Selangor’s religious authorities may continue the controversial “witch hunt” for bibles containing the word “Allah” in their desire to cement the state enactment that empowers them to do so, said one legal expert.
Civil rights lawyer Andrew Khoo expressed concern that the Selangor Non-Islamic Religions (Control of Propagation Among Muslims) Enactment 1988 may continue to be “abused and misused” until its constitutionality can be tested in a court of law.
“I don’t think they will stop until they get a conviction under the enactment. Because you can see they are being frustrated by AG’s refusal to press charges and they are going to find some other individual to arrest and charge,” Khoo told The Malay Mail Online when contacted.
Khoo was referring to the Attorney-General’s (AG) decision last week not to prosecute the Bible Society of Malaysia (BSM) over the possession of bibles containing the word “Allah”.
He believes the Selangor Islamic Religious Council (Mais) and its enforcement arm, the Selangor Islamic Religious Department (Jais) are now intent on getting their day in court by going after other individuals.
Mais may be trying to provoke a situation with circumstances that differ from BSM’s case and one where the “AG may agree there ought to be a prosecution”, he asserted.
On Wednesday, news portal The Malaysian Insider reported Mais chairman Datuk Mohamad Adzib Mohd Isa as saying that the state religious bodies will continue seizing bibles containing the word “Allah” and arrest those who distribute them.

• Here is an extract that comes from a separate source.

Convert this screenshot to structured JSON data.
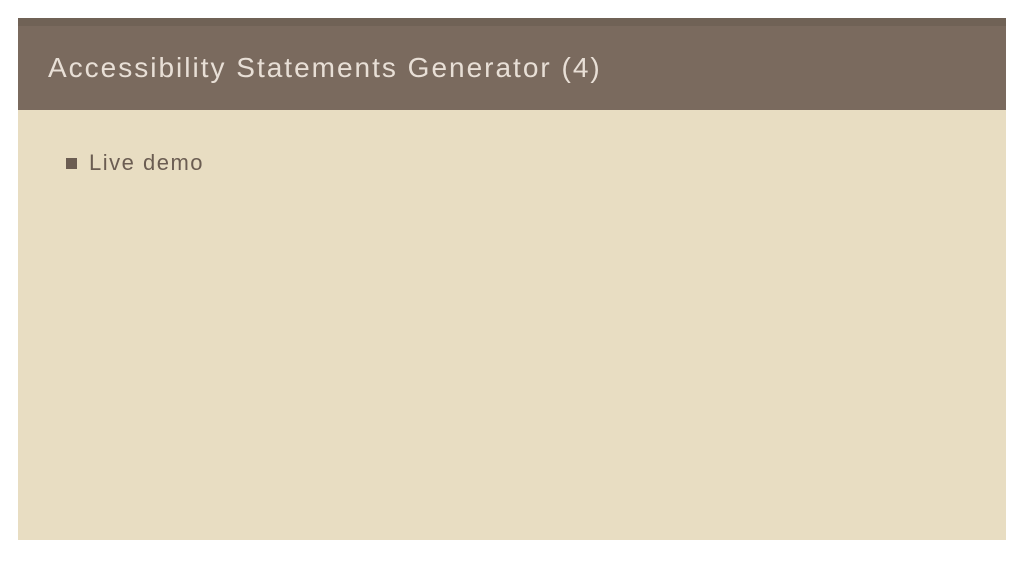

Khoo described the statement by Mais as an “aggressive and provocative” act.
“This is basically a threatening of the religious freedom of BM speaking Christians because you are basically telling them that the use of BM bibles is going to get them into trouble”.
He suggested that the AG had foreseen Mais’s intent when he said that Section 9 of the 1988 enactment ― which prohibits a person from using a list of 35 Arabic words and phrases including “Allah” for non-Muslim religions ― did not cover the religious text of Christians.
Lawyers have argued that Section 9 was in breach of the Federal Constitution’s Article 11 (4) as the clause in the 1988 enactment is worded too broadly and does not limit the ban to propagation to Muslims.
Although Article 11 guarantees the religious freedom including the right to regulate one’s faith, it is subject to Article 11(4) that allows states to make laws to control the propagation of other faiths to Muslims.
Despite the controversy that such enforcement attracts, two other lawyers said the Selangor religious bodies can continue seizing bibles containing the word “Allah” in the state despite the AG’s decision in the BSM case.
They will remain empowered to do so until someone successfully challenges the validity of the 1988 state law that Jais says empowers them to confiscate publications with the Arabic word for God.
Despite concerns, civil rights lawyer Nizam Bashir viewed Mais’s statement as mere “posturing” and a “warning” following the Christian community’s insistence that it will continue to use the word “Allah” in their worship.
“The thing is the relevant enactment still stands till today. So the relevant authorities can act on it until a court holds that enactment as unconstitutional. Until then, each seizure has to be decided on its own merits,” he told The Malay Mail Online when contacted.
In some countries like the US, a statement by the AG can be seen as a “policy” on prosecution for similar cases in the future instead of being applicable to a specific case, but this would also have to be argued in courts, Nizam said.
But although Nizam said the enactment allowed the seizure of bibles, he questioned if Jais officers were the proper authority to enforce the law.
He argued that for non-Muslim entities including BSM, the seizure of publications that are allegedly in breach of the state law should be done by police officers instead of Jais.
A third civil liberties lawyer, Syahredzan Johan, also said the AG’s decision in the BSM case would not affect future bible seizures by Jais as it was specific and “cannot be precedent” for other future instances.
On the face of the 1988 law, Jais officers would still have the power to seize bibles containing the word “Allah”, he said.
“If there’s no propagation, they can still investigate and when necessary arrest if they have reasonable belief that there’s propagation,” he said, adding that whether such acts are “reasonable” would be a separate issue.
Syahredzan noted that although the 1988 enactment does not expressly name Jais as having the authority to enforce the state law, but said they would be exercising their powers as “certified officers” under that law.
Syahredzan said that if the Selangor government was reluctant to amend the 1988 law, they could still replace Jais’ role in enforcing this law with a secular state agency that would be directly “accountable” to the state government.
Saying that this approach would be “less confrontational” instead of having a religious body from one religion carry out investigations and seizures, he also clarified that this should not affect the actual functions of Jais and Mais on Islam.
Jais seized 321 bibles Malay and Iban language bibles that contained the word “Allah” during raid on BSM’s office in Petaling Jaya on January 2.